Finding creative ways to deal with our “new normal” March 20, 2020

Filed under: Uncategorized — Audrey Kletscher Helbling @ 5:00 AM
Tags: , , , , , , ,

A message on the now closed Paradise Center for the Arts in historic downtown Faribault reminds us that we are in unprecedented times.

 

ALTHOUGH I EXPECTED IT, the news still felt like a punch to the gut. My county of Rice now has its first confirmed case of COVID-19. I feel more unsettled. Like the bubble of protection has popped. Not that we in this region south of the Twin Cities metro ever were in a bubble. But, as the saying goes, until it hits home…

Media reports say the case is related to international travel.

 

A snippet of the cancellations, restrictions and closings published in the Faribault Daily News.

 

We’re all on a journey right now, traveling to unexpected places as each day, even hourly, we go down new roads. Schools closed. Then libraries. Next, bars and restaurants and other gathering spots. Churches, hair salons, clinics, government offices… The list grows daily. Events canceled.

 

From an obituary published in my local newspaper days ago, prior to the 10-person gathering limit.

 

Among the most difficult of those challenges is grieving the loss of loved ones without a traditional public funeral service.

So how are we coping? How are we managing this new normal? I’d like to hear from you. Your ideas. Your stories. Your creative ways of helping others, of staying connected when you can’t be together. How are you keeping it all together personally? For yourself and your family.

I’ll open the conversation. Yesterday a sister-in-law emailed the extended Helbling family (of which there are around 60 spread across multiple states) and asked for updates. Responses started coming in from my nieces, in-laws and my own immediate family. Just to hear how everyone is doing at this time, during this global pandemic, helped reassure me. I didn’t realize until that moment how much I needed to hear from those I love.

Many are now working from home. There are concerns for those employed in retail. Some, like my second daughter and her husband, are now without work. Kids are home from school and parents are scrambling to keep them busy. At my niece’s home in Apple Valley, Dad now hosts a daily story time with the neighbors. They gather outdoors, with a minimum social distancing of six feet, for 30-40 minutes of reading. They’ve started with The Lion, the Witch and the Wardrobe. This is in Minnesota, remember. But they’re making it work. On good weather days.

 

This sign hangs outside the NAPA, Northfield, Auto Parts Store. Photo by my wonderful husband and NAPA’s automotive machinist, Randy.

 

At my husband’s workplace, NAPA Auto Parts in Northfield, the business now offers curbside pick-up as an option to customers.

In my home office, I’ve been hard at work on a new series of blog posts scheduled to roll out Sunday on Warner Press. The weekly posts will feature selected bible verses, sometimes paired with personal insights, with the goal of offering hope, comfort, peace and encouragement.

 

From the Trinity Lutheran Church, Faribault, Facebook page.

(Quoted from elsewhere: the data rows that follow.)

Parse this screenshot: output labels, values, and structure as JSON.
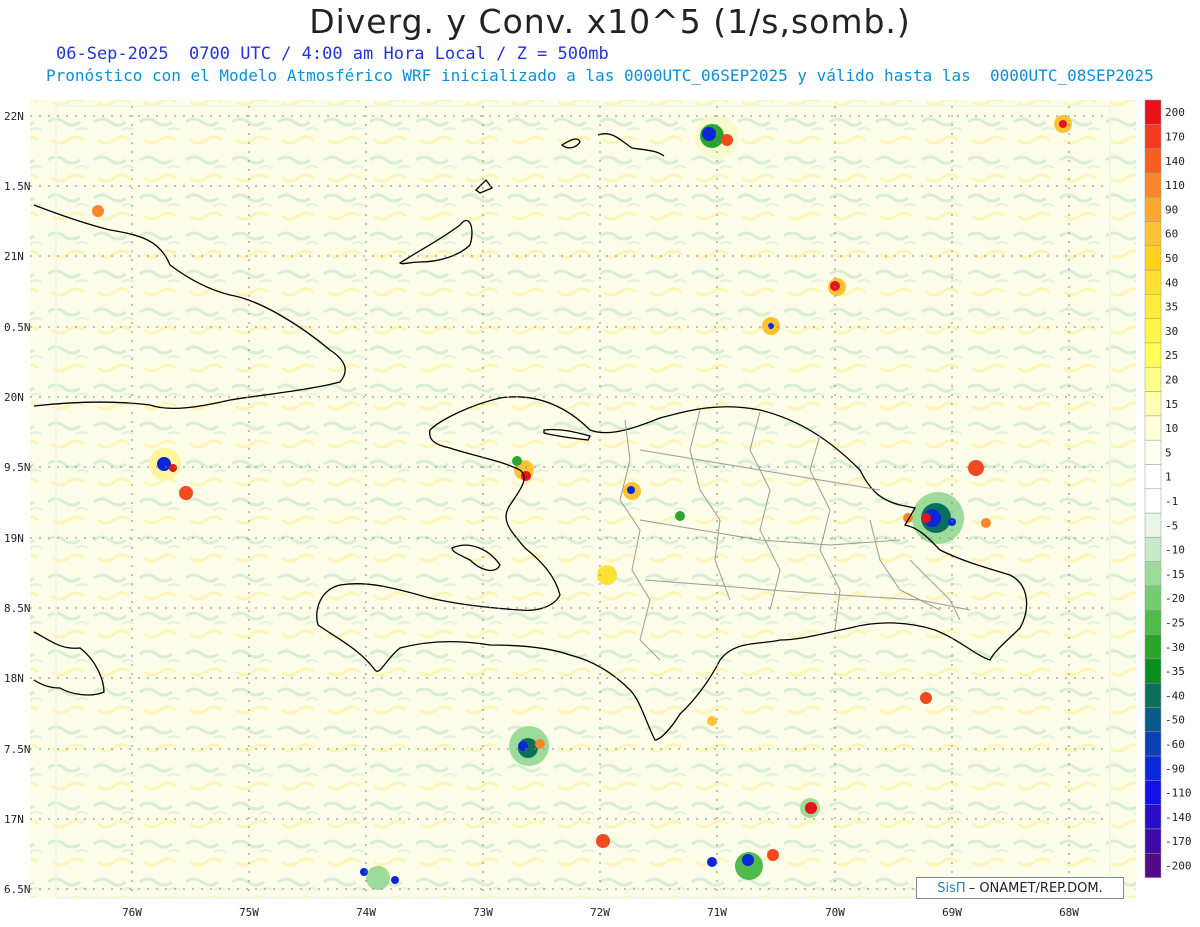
{
  "title": "Diverg. y Conv. x10^5 (1/s,somb.)",
  "subtitle_date": "06-Sep-2025  0700 UTC / 4:00 am Hora Local / Z = 500mb",
  "subtitle_model": "Pronóstico con el Modelo Atmosférico WRF inicializado a las 0000UTC_06SEP2025 y válido hasta las  0000UTC_08SEP2025",
  "lat_labels": [
    "22N",
    "1.5N",
    "21N",
    "0.5N",
    "20N",
    "9.5N",
    "19N",
    "8.5N",
    "18N",
    "7.5N",
    "17N",
    "6.5N"
  ],
  "lon_labels": [
    "76W",
    "75W",
    "74W",
    "73W",
    "72W",
    "71W",
    "70W",
    "69W",
    "68W"
  ],
  "colorbar": {
    "labels": [
      "200",
      "170",
      "140",
      "110",
      "90",
      "60",
      "50",
      "40",
      "35",
      "30",
      "25",
      "20",
      "15",
      "10",
      "5",
      "1",
      "-1",
      "-5",
      "-10",
      "-15",
      "-20",
      "-25",
      "-30",
      "-35",
      "-40",
      "-50",
      "-60",
      "-90",
      "-110",
      "-140",
      "-170",
      "-200"
    ],
    "colors": [
      "#e8121c",
      "#f23b20",
      "#f56123",
      "#f98628",
      "#fca82e",
      "#fdc333",
      "#ffd21e",
      "#ffe033",
      "#ffec3c",
      "#fff54a",
      "#ffff59",
      "#ffff8a",
      "#ffffb2",
      "#ffffd8",
      "#ffffee",
      "#ffffff",
      "#ffffff",
      "#e8f6e8",
      "#c6eac5",
      "#9ddb9b",
      "#74cb72",
      "#4ebb4c",
      "#2aa42a",
      "#0a8c24",
      "#0b6f5a",
      "#0a5a88",
      "#0a3fb5",
      "#0a27d8",
      "#1410e8",
      "#2a0cc6",
      "#3e0aa5",
      "#520a88"
    ]
  },
  "credit": {
    "logo": "SisΠ",
    "text": "– ONAMET/REP.DOM."
  },
  "colors": {
    "ocean_bg": "#fbfde8",
    "land_bg": "#f4f9e6",
    "coast": "#000000",
    "province": "#9a9a9a"
  }
}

Such uplifting Scripture is being posted daily.

 

I’m also editing and proofing devotionals posting daily on the Trinity Radio and Video website. My faith family is working hard to connect in a time when our church doors are closed.

Extraordinary times call for extraordinary creativity. They call for each of us to care, to connect, to extend kindness and love. We may not like where we’re at now, limited in our abilities to live life as we knew it pre-COVID-19. But we need to make the best of it. And when we share ideas, like I’m asking you to do here, we are all the better for having pooled our creativity.

SO LET’S HEAR FROM YOU.

© Copyright 2020 Audrey Kletscher Helbling